One particular type of leiomyoma is uterine lipoleiomyoma. A leiomyoma, which is also called fibroids, is a smooth muscle tumor that is usually harmless and rarely turns into cancer. According to histology, it is made up of smooth muscle cells and adipocytes in varying proportions, separated by thin fibrous tissue. The specific cause is unknown, but it is assumed to be fatty metaplasia of smooth muscle cells in a leiomyoma. Lesions range from a few millimeters and a few centimeters in size.
A palpable lump, heavy menstrual flow, and pelvic pain are common symptoms, much like they are with leiomyomas of the same size. Some people appear with symptoms like urine frequency, constipation, pelvic pain, and uterine bleeding, but many others show no signs at all.

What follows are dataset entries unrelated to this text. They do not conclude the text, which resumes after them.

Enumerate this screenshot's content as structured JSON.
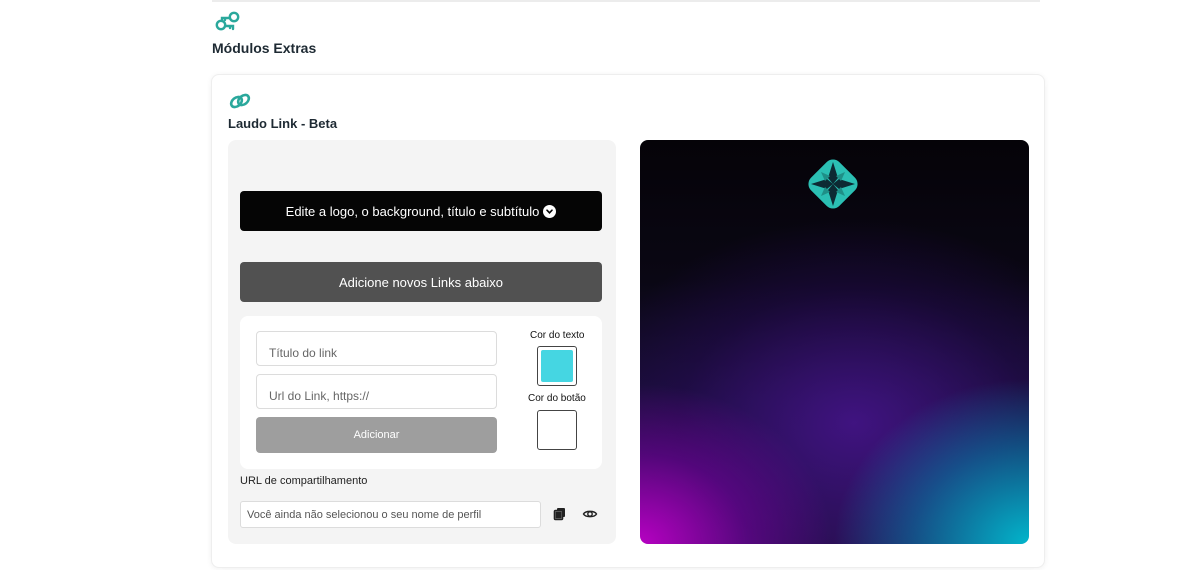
{
  "page": {
    "section_title": "Módulos Extras",
    "section_icon": "keys-icon"
  },
  "card": {
    "title": "Laudo Link - Beta",
    "icon": "link-icon",
    "edit_button_label": "Edite a logo, o background, título e subtítulo",
    "add_links_button_label": "Adicione novos Links abaixo",
    "form": {
      "title_placeholder": "Título do link",
      "url_placeholder": "Url do Link, https://",
      "add_button_label": "Adicionar",
      "text_color_label": "Cor do texto",
      "text_color_value": "#45d6e2",
      "button_color_label": "Cor do botão",
      "button_color_value": "#ffffff"
    },
    "share": {
      "label": "URL de compartilhamento",
      "placeholder": "Você ainda não selecionou o seu nome de perfil",
      "copy_icon": "copy-icon",
      "view_icon": "eye-icon"
    },
    "preview": {
      "logo_icon": "laudo-logo-icon",
      "accent_color": "#2bbfb3"
    }
  }
}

Lipoleiomyoma of the uterus is recognized as a kind of leiomyoma. The symptoms of Lipoleiomyoma of the Uterine Corpus are typically determined by the tumor’s position, size, and whether it is a single or multiple tumour.

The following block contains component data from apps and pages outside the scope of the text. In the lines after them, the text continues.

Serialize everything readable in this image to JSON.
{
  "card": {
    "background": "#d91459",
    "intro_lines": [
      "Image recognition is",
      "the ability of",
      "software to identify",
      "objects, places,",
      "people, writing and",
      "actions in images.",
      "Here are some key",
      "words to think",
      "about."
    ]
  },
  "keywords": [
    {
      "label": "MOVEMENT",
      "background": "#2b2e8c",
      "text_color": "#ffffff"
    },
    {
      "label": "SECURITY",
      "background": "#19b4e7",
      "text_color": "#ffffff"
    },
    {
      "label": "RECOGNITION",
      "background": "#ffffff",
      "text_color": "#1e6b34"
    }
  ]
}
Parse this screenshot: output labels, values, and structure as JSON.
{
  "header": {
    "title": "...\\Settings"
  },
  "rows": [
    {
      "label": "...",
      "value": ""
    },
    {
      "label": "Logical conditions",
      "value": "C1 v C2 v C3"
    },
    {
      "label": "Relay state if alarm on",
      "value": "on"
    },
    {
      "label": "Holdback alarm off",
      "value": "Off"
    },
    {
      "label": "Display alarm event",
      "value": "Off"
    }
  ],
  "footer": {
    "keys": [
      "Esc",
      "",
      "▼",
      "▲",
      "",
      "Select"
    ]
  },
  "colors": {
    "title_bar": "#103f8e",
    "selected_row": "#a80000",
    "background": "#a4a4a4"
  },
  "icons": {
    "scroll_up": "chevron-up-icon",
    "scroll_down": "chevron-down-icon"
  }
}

Some other symptoms are:
- A tumor’s internal bleeding causes tissue death.
- Hormone therapy, such as progesterone therapy, also causes bleeding or tumor tissue death.
- Discomfort during sexual activity.
- Abnormally high levels of circulating red blood cells as a result of the presence of a tumor.
- Hereditary leiomyomatosis and cancer of the kidney cells.
- Stomach fluid (ascites).
- Abdominal Enlargement.
- The abdomen gives the impression of being full if the patient possesses a large tumor.
- The constant need to urinate when the tumor presses on the urinary tract.
- Discomfort in the lower back.
- Abdominal pain and other signs and symptoms connected to the abdomen mostly occur in women who are expecting or using progesterone medication.
It is thought that uterine lipoleiomyomas are caused by the fatty breakdown or transformation of uterine smooth muscle cells inside a leiomyoma or fibroid. Leiomyomas of the ovary possess a mysterious origin in terms of their histogenesis. They likely come from smooth muscle cells in the blood vessels of the ovarian hilar, but they often also come from cells in the ovarian ligament, undifferentiated germ cells in the ovarian stroma, or smooth muscle cells. It is also believed that endometriotic cysts cause the surrounding stroma to transform into smooth muscle cells.
These tumors’ complex histogenesis, which often results from mesenchymal immature cells or the direct differentiation of smooth muscle cells into adipose tissues, is confirmed by immunocytochemical studies. Some lipid metabolic disorders and other situations related to estrogen insufficiencies, such as that which occurs during peri or post menopause, often induce abnormal intracellular fat accumulation.
Lipoleiomyomas are clinically identical to leiomyomas and typically do not need treatment when they are tiny and asymptomatic. Therefore, it is essential to identify these tumours from ovarian teratoma, which is a condition that is only treated through surgical removal. Lipoleiomyomas are benign uterine tumours that do no impact mortality.
The treatment for these lesions is comparable to that for leiomyomas and is determined by the clinical symptoms as well as the size and location of the lesion. Embolization of the uterine artery or surgical excision is often performed, depending on the indication. In most cases, these tumours are completely harmless and possess positive outlook for treatment.